Planning ahead for warming ocean waters will help both fish and fisheries withstand the impacts, according to a new study from Rutgers University. Proactive strategies to cope with climate change could also help prevent future conflicts over ocean uses.
“Sticking our heads in the sand doesn’t work,” said study lead author Professor Malin Pinsky. “Effective ocean planning that accounts for climate change will lead to better safeguards for marine fish and commercial fisheries with few tradeoffs.”
On all seven continents, plans are underway for how parts of the ocean could be dedicated to energy development, fishing, conservation, recreation, and other uses. However, these efforts do not usually take the potential impacts of climate change into consideration.
As ocean waters continue to warm in the coming decades, many commercially valuable fish species are expected to move hundreds of miles north to find cooler temperatures. This shift, which is already underway, will cause major disruptions to commercial fisheries and complicate international fisheries conflicts.
The Rutgers team analyzed the costs and benefits of planning ahead for the impacts of climate change on marine species. The experts used a computer model to simulate the ocean planning process in the United States and Canada for conservation zones, fishing zones, and wind and wave energy development zones.

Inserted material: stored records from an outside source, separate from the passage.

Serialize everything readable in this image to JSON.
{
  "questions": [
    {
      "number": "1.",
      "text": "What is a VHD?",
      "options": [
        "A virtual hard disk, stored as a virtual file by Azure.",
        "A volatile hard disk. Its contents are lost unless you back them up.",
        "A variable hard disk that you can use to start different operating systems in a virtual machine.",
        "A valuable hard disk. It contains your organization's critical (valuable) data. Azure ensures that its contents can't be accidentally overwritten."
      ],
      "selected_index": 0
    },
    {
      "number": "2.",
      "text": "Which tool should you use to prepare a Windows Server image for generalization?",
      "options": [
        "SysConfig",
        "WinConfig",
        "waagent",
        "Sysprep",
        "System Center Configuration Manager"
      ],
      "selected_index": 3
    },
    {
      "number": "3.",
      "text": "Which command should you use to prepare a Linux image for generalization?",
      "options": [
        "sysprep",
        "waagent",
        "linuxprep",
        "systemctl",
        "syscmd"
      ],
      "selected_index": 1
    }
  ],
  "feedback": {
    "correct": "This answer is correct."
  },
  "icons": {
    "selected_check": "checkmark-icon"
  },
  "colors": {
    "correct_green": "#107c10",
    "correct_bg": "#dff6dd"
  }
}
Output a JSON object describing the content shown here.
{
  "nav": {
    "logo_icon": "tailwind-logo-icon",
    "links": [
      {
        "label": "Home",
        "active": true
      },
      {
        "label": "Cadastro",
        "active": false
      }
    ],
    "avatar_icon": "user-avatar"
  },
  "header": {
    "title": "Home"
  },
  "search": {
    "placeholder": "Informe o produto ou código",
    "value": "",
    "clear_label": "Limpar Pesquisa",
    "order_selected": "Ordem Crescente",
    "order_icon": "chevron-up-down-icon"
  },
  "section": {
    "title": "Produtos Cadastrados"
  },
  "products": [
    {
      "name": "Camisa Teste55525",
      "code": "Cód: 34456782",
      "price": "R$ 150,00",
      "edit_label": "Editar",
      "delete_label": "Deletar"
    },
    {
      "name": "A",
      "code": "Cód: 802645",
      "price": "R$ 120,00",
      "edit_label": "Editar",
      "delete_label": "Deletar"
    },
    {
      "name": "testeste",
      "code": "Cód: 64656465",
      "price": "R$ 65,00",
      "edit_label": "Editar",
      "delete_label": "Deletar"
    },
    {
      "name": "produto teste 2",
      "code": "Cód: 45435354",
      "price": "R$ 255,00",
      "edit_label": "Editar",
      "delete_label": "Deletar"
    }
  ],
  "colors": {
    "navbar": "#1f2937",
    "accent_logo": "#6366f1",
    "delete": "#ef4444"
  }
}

The researchers also accounted for nearly 12,000 different projections of the movements of 736 fish species around North America through the end of this century.

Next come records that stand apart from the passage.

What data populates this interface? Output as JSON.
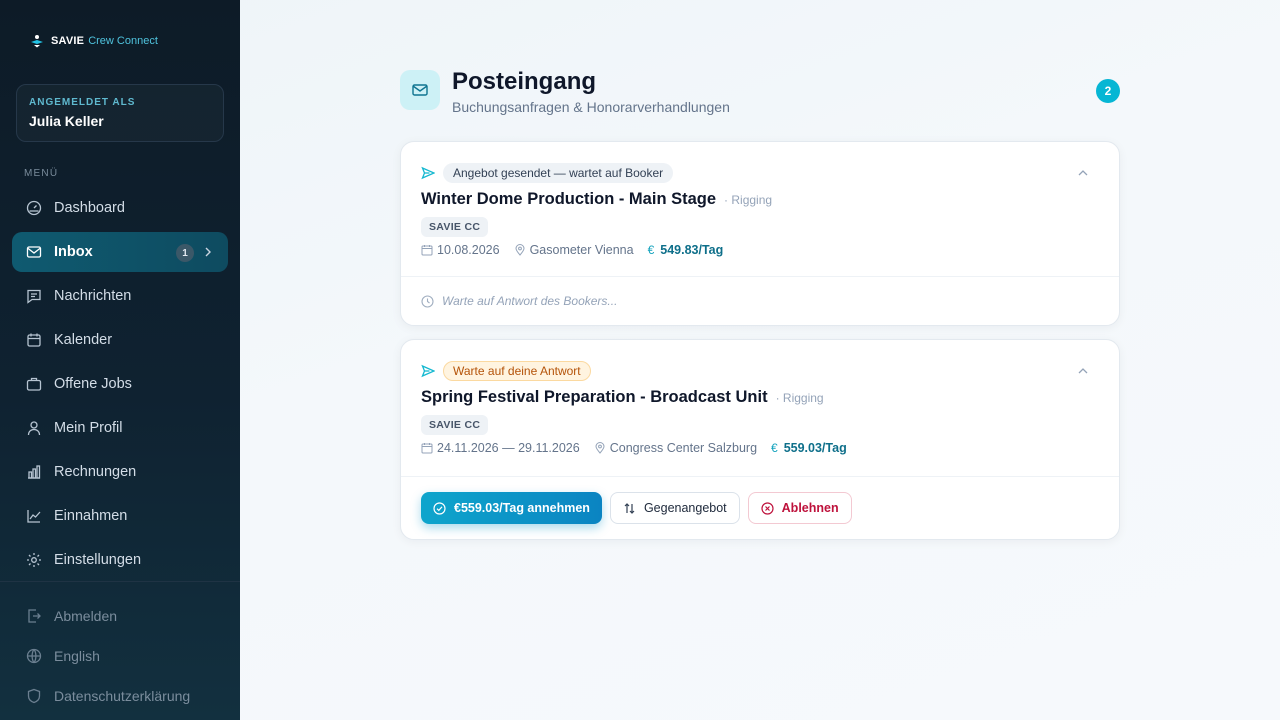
{
  "brand": {
    "name": "SAVIE",
    "sub": "Crew Connect"
  },
  "user": {
    "label": "ANGEMELDET ALS",
    "name": "Julia Keller"
  },
  "menu_label": "MENÜ",
  "nav": [
    {
      "label": "Dashboard",
      "icon": "gauge-icon"
    },
    {
      "label": "Inbox",
      "icon": "mail-icon",
      "badge": "1",
      "active": true
    },
    {
      "label": "Nachrichten",
      "icon": "chat-icon"
    },
    {
      "label": "Kalender",
      "icon": "calendar-icon"
    },
    {
      "label": "Offene Jobs",
      "icon": "briefcase-icon"
    },
    {
      "label": "Mein Profil",
      "icon": "user-icon"
    },
    {
      "label": "Rechnungen",
      "icon": "bar-chart-icon"
    },
    {
      "label": "Einnahmen",
      "icon": "line-chart-icon"
    },
    {
      "label": "Einstellungen",
      "icon": "gear-icon"
    }
  ],
  "footer_nav": [
    {
      "label": "Abmelden",
      "icon": "logout-icon"
    },
    {
      "label": "English",
      "icon": "globe-icon"
    },
    {
      "label": "Datenschutzerklärung",
      "icon": "shield-icon"
    }
  ],
  "page": {
    "title": "Posteingang",
    "subtitle": "Buchungsanfragen & Honorarverhandlungen",
    "count": "2"
  },
  "cards": [
    {
      "status": "Angebot gesendet — wartet auf Booker",
      "title": "Winter Dome Production - Main Stage",
      "category": "· Rigging",
      "org": "SAVIE CC",
      "date": "10.08.2026",
      "location": "Gasometer Vienna",
      "rate": "549.83/Tag",
      "waiting": "Warte auf Antwort des Bookers..."
    },
    {
      "status": "Warte auf deine Antwort",
      "title": "Spring Festival Preparation - Broadcast Unit",
      "category": "· Rigging",
      "org": "SAVIE CC",
      "date": "24.11.2026 — 29.11.2026",
      "location": "Congress Center Salzburg",
      "rate": "559.03/Tag",
      "actions": {
        "accept": "€559.03/Tag annehmen",
        "counter": "Gegenangebot",
        "decline": "Ablehnen"
      }
    }
  ],
  "colors": {
    "accent": "#06b6d4",
    "sidebar": "#0d1b27",
    "decline": "#be123c",
    "pending": "#b45309"
  }
}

“We were worried that planning ahead would require setting aside a lot more of the ocean for conservation or for fishing, but we found that was not the case,” said Professor Pinsky.

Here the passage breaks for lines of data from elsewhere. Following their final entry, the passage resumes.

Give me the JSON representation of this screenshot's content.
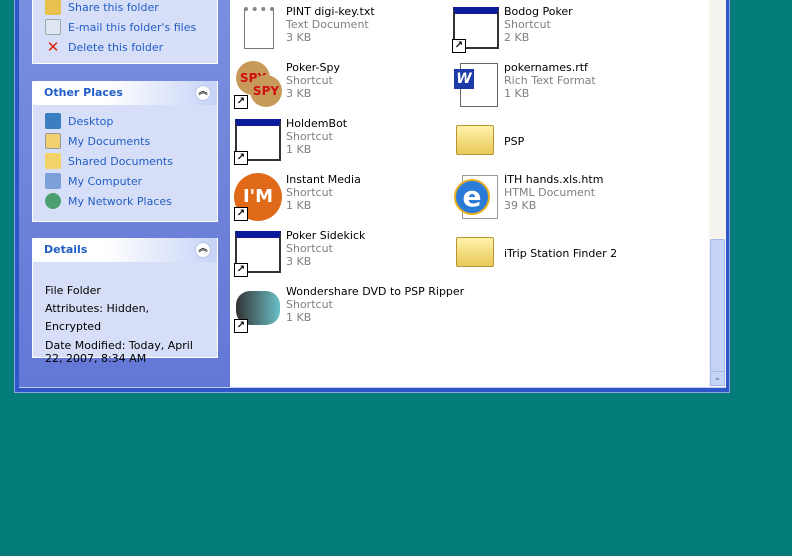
{
  "tasks": {
    "items": [
      {
        "label": "Share this folder",
        "icon": "share-folder-icon"
      },
      {
        "label": "E-mail this folder's files",
        "icon": "email-icon"
      },
      {
        "label": "Delete this folder",
        "icon": "delete-icon"
      }
    ]
  },
  "other_places": {
    "title": "Other Places",
    "items": [
      {
        "label": "Desktop"
      },
      {
        "label": "My Documents"
      },
      {
        "label": "Shared Documents"
      },
      {
        "label": "My Computer"
      },
      {
        "label": "My Network Places"
      }
    ]
  },
  "details": {
    "title": "Details",
    "type": "File Folder",
    "attributes": "Attributes: Hidden, Encrypted",
    "modified": "Date Modified: Today, April 22, 2007, 8:34 AM"
  },
  "files": [
    {
      "name": "PINT digi-key.txt",
      "type": "Text Document",
      "size": "3 KB",
      "icon": "text-document-icon"
    },
    {
      "name": "Bodog Poker",
      "type": "Shortcut",
      "size": "2 KB",
      "icon": "application-shortcut-icon"
    },
    {
      "name": "Poker-Spy",
      "type": "Shortcut",
      "size": "3 KB",
      "icon": "poker-spy-icon"
    },
    {
      "name": "pokernames.rtf",
      "type": "Rich Text Format",
      "size": "1 KB",
      "icon": "word-document-icon"
    },
    {
      "name": "HoldemBot",
      "type": "Shortcut",
      "size": "1 KB",
      "icon": "application-shortcut-icon"
    },
    {
      "name": "PSP",
      "icon": "folder-icon"
    },
    {
      "name": "Instant Media",
      "type": "Shortcut",
      "size": "1 KB",
      "icon": "instant-media-icon"
    },
    {
      "name": "ITH hands.xls.htm",
      "type": "HTML Document",
      "size": "39 KB",
      "icon": "ie-document-icon"
    },
    {
      "name": "Poker Sidekick",
      "type": "Shortcut",
      "size": "3 KB",
      "icon": "application-shortcut-icon"
    },
    {
      "name": "iTrip Station Finder 2",
      "icon": "folder-icon"
    },
    {
      "name": "Wondershare DVD to PSP Ripper",
      "type": "Shortcut",
      "size": "1 KB",
      "icon": "wondershare-icon"
    }
  ],
  "icons": {
    "spy_text": "SPY",
    "im_text": "I'M",
    "word_text": "W",
    "ie_text": "e",
    "shortcut": "↗",
    "chevron": "︽",
    "down": "⌄"
  }
}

“Instead, fishing and conservation areas can be set up like hopscotch boxes so fish and other animals can shift from one box into another as they respond to climate change. We found that simple changes to ocean plans can make them much more robust to future changes. Planning ahead can help us avoid conflicts between, for example, fisheries and wind energy or conservation and fisheries.”
Professor Pinsky noted that while this study was focused on long-term changes, many fisheries decisions are focused on near-term changes – one to a few years ahead. With this in mind, the researchers are currently testing whether they can forecast near-term shifts in where fish will be found to help fisheries adapt more easily.
The study is published in the journal Science Advances.